Even though it falls in line with European and World standards, the Criminal Code of Kosovo’s definition of trafficking is complex and it is OSCE’s belief that in some cases it is that judges/prosecutors misunderstand the verbiage of this definition and incorrectly convict the offenders resulting in charges of the wrong crime or too short of a sentence. It is the OSCE’s recommendation that the problem be treated with judicial education because it appears that Kosovo is making efforts to reform and prosecute (OSCE), but is unable to finish the job. Much like their ground-breaking laws for gender equality, Kosovo has the correct foundation for decreasing human trafficking, but its enforcement is ineffective.
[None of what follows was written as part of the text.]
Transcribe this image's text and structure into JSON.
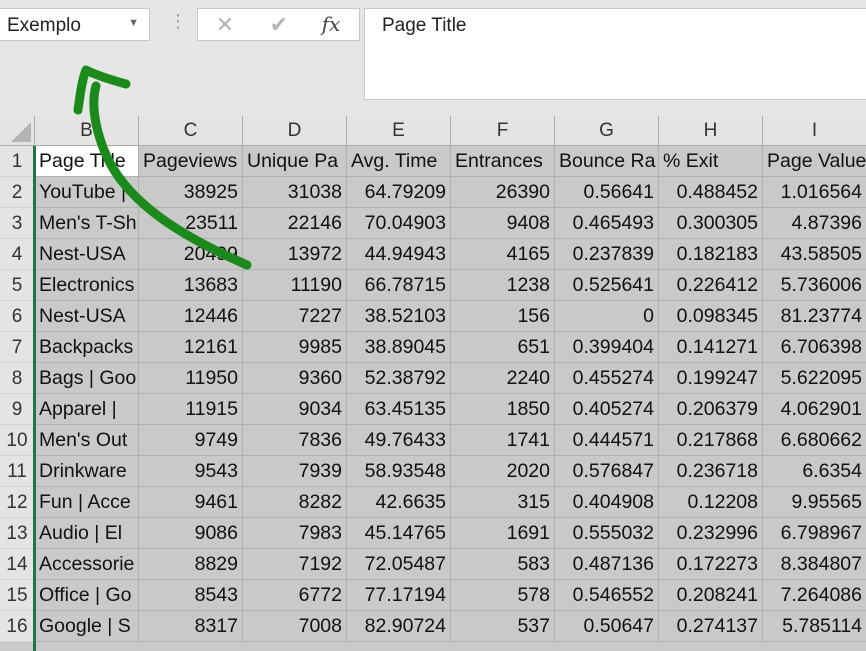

For such a small country we must ask ourselves, why is this a hotbed of human trafficking? What is it about Kosovo that makes this crime so prolific here? Is it the high poverty level; is it that the government is trying to stabilize itself in a hostile environment; is it the discrepancy in gender equality; is it that racism is rampant; is it culturally acceptable? Even though it is small, Kosovo is watched and supported by several world organizations because of its fledgling government and its history of genocide. Kosovo is also aware of itself; it is sensitive to becoming a part of the EU and to maintaining its countryhood. Because it is so scrutinized can it become a model of reform? If we can begin to find why human trafficking succeeds here, perhaps we can begin to find solutions that will help to eradicate it world-wide. Kosovo has to be willing to participate and at this point, it seems to be.
In the coming weeks I will explore cases where Kosovo has been successful and also where they have failed in terms of prosecuting and convicting human traffickers and what these cases mean for the victims, for Kosovo and for the world.
Sources are hyperlinked within the article above: